Of course. You see how he has his cooler installed for the inlet and outlet are horizontal, well sometime people connect the pressure on the top and the return on the bottom which isn't very effective at cooling because of the reduced flow and it also effects the pressure and total volume of fluid that flows out of the cooler. Now if you hookup the cooler so the pressure line is connected on the bottom and the return on the top then the result would be more effective cooling of the fluid along with a steady volume of pressurized fluid. This is enables the owner to remove the anti-drain back valve and not have to worry about drain back, this is what I do and it works like a charm. No drain back and I get a flow of about 1 quart per 10 seconds but the flow rate isn't because of the cooler but the pump. I have a imperial maxi-kool, I bought the large model I think it's for vehicle with a GCVWR of 20K Lbs I don't remember. But it works well, no leaks, great temps and flow, just a all around improvement.^can you explain more on this?
Well It's Physics! But I actually tested it both ways and there was a difference between the installs in my tests. It would certainly effect the temperature if the fluid flows up because then their is more fluid in the cooler then if it just drops down the cooler. Their certainly would be more pressure if it flows up, those pumps in the transmission are very serious, we're talking anywhere between 50-270PSI line pressure (depending on the engine rpm and what gear you're in of course).I am curious as to how "pushing" the fluid up against gravity through the cooler provides better flow, volume, and pressure?

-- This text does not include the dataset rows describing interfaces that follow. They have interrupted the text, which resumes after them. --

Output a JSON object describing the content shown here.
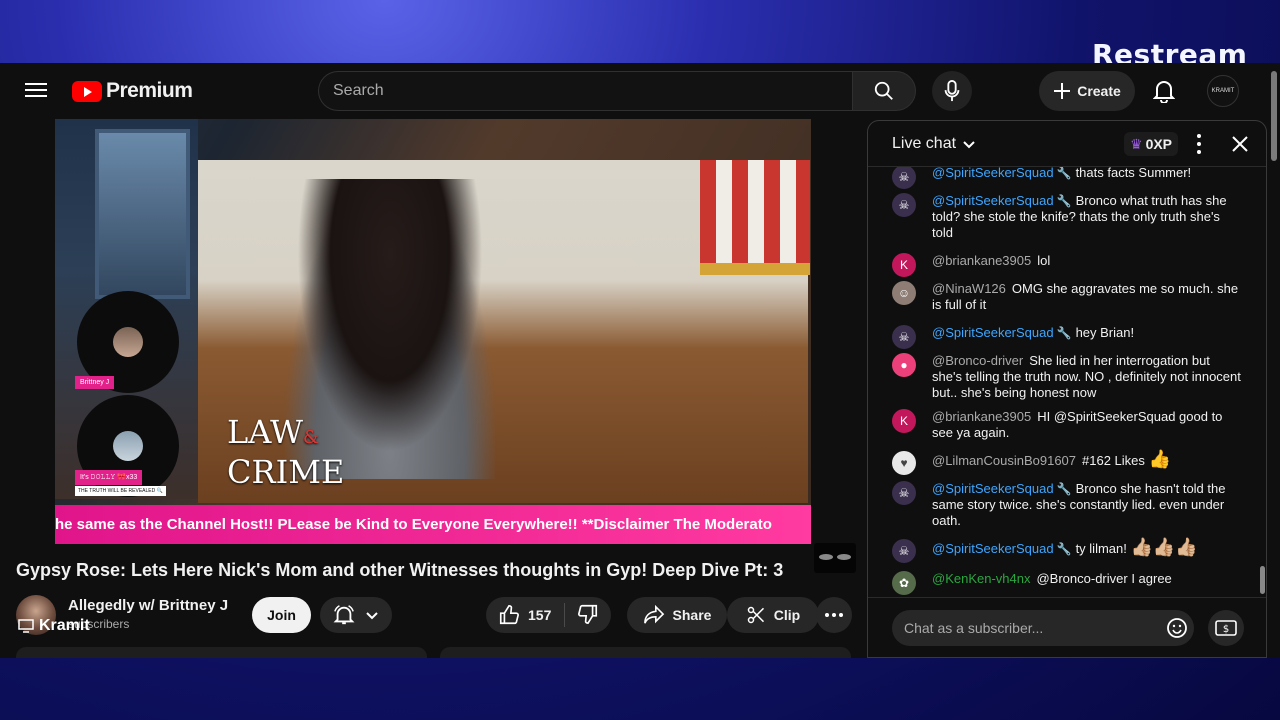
{
  "overlay": {
    "brand": "Restream"
  },
  "masthead": {
    "logo_text": "Premium",
    "search_placeholder": "Search",
    "create_label": "Create",
    "account_initial": "KRAMIT"
  },
  "video": {
    "watermark_line1": "LAW",
    "watermark_amp": "&",
    "watermark_line2": "CRIME",
    "guest1_name": "Brittney J",
    "guest2_name": "It's 𝙳𝙾𝙻𝙻𝚈 🎀x33",
    "guest2_sub": "THE TRUTH WILL BE REVEALED 🔍",
    "ticker_text": "he same as the Channel Host!! PLease be Kind to Everyone Everywhere!! **Disclaimer The Moderato"
  },
  "meta": {
    "title": "Gypsy Rose: Lets Here Nick's Mom and other Witnesses thoughts in Gyp! Deep Dive Pt: 3",
    "channel_name": "Allegedly w/ Brittney J",
    "subscribers": "subscribers",
    "join_label": "Join",
    "like_count": "157",
    "share_label": "Share",
    "clip_label": "Clip",
    "screen_label": "Kramit"
  },
  "chat": {
    "title": "Live chat",
    "xp": "0XP",
    "input_placeholder": "Chat as a subscriber...",
    "messages": [
      {
        "author": "@SpiritSeekerSquad",
        "text": "thats facts Summer!"
      },
      {
        "author": "@SpiritSeekerSquad",
        "text": "Bronco what truth has she told? she stole the knife? thats the only truth she's told"
      },
      {
        "author": "@briankane3905",
        "text": "lol"
      },
      {
        "author": "@NinaW126",
        "text": "OMG she aggravates me so much. she is full of it"
      },
      {
        "author": "@SpiritSeekerSquad",
        "text": "hey Brian!"
      },
      {
        "author": "@Bronco-driver",
        "text": "She lied in her interrogation but she's telling the truth now. NO , definitely not innocent but.. she's being honest now"
      },
      {
        "author": "@briankane3905",
        "text": "HI @SpiritSeekerSquad good to see ya again."
      },
      {
        "author": "@LilmanCousinBo91607",
        "text": "#162 Likes"
      },
      {
        "author": "@SpiritSeekerSquad",
        "text": "Bronco she hasn't told the same story twice. she's constantly lied. even under oath."
      },
      {
        "author": "@SpiritSeekerSquad",
        "text": "ty lilman!"
      },
      {
        "author": "@KenKen-vh4nx",
        "text": "@Bronco-driver I agree"
      }
    ]
  }
}
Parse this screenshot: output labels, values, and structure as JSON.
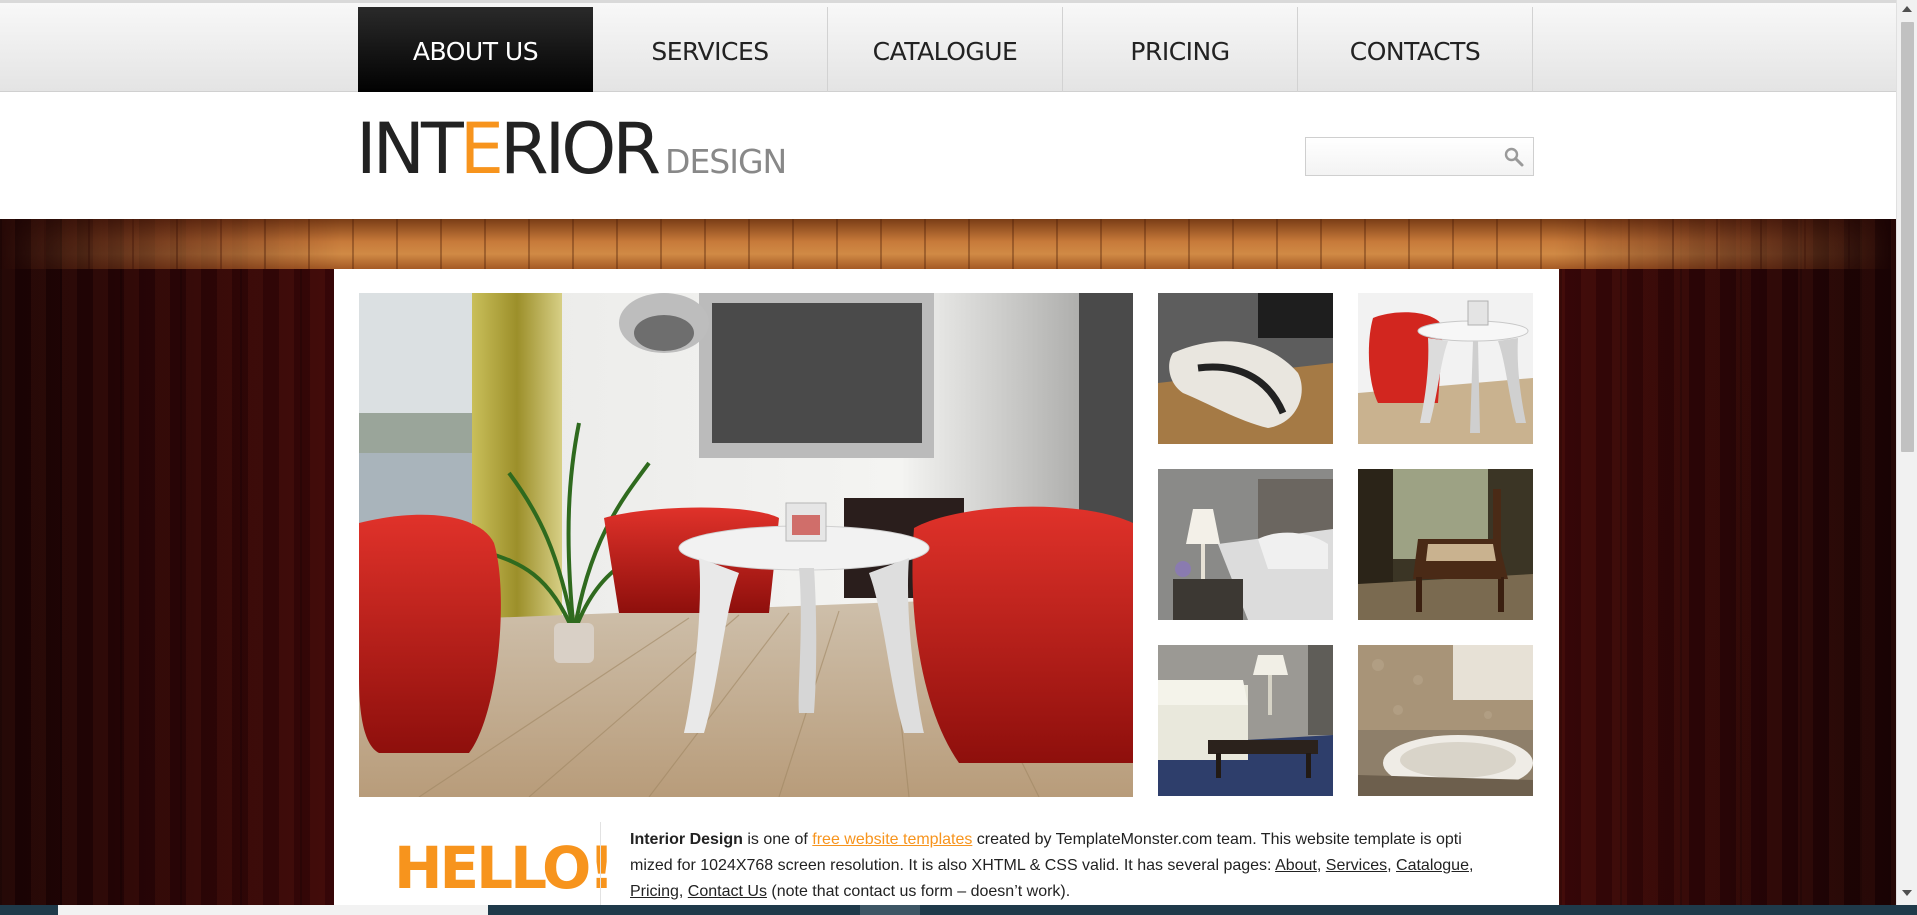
{
  "nav": {
    "items": [
      {
        "label": "ABOUT US",
        "active": true
      },
      {
        "label": "SERVICES",
        "active": false
      },
      {
        "label": "CATALOGUE",
        "active": false
      },
      {
        "label": "PRICING",
        "active": false
      },
      {
        "label": "CONTACTS",
        "active": false
      }
    ]
  },
  "logo": {
    "part1": "INT",
    "accent": "E",
    "part2": "RIOR",
    "sub": "DESIGN"
  },
  "search": {
    "value": "",
    "icon": "search-icon"
  },
  "gallery": {
    "hero": "living room with red chairs and white table",
    "thumbs": [
      "white lounge chair",
      "red chair with white table",
      "bedroom with lamp",
      "wooden armchair by window",
      "living room with coffee table",
      "bathroom with tub"
    ]
  },
  "intro": {
    "heading": "HELLO!",
    "brand": "Interior Design",
    "t1": " is one of ",
    "link_templates": "free website templates",
    "t2": " created by TemplateMonster.com team. This website template is opti mized for 1024X768 screen resolution. It is also XHTML & CSS valid. It has several pages: ",
    "link_about": "About",
    "sep1": ", ",
    "link_services": "Services",
    "sep2": ", ",
    "link_catalogue": "Catalogue",
    "sep3": ", ",
    "link_pricing": "Pricing",
    "sep4": ", ",
    "link_contact": "Contact Us",
    "t3": " (note that contact us form – doesn’t work)."
  },
  "colors": {
    "accent": "#f7941d",
    "wood": "#5a0e0c",
    "nav_active": "#000000"
  }
}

Not arguing, just doesn't make sense to me. I'd think pushing the fluid with gravity would give better flow, volume, and pressure(although I'm sure it's not imperative either way...).
Thanks. Do you know which way oem coolers flow?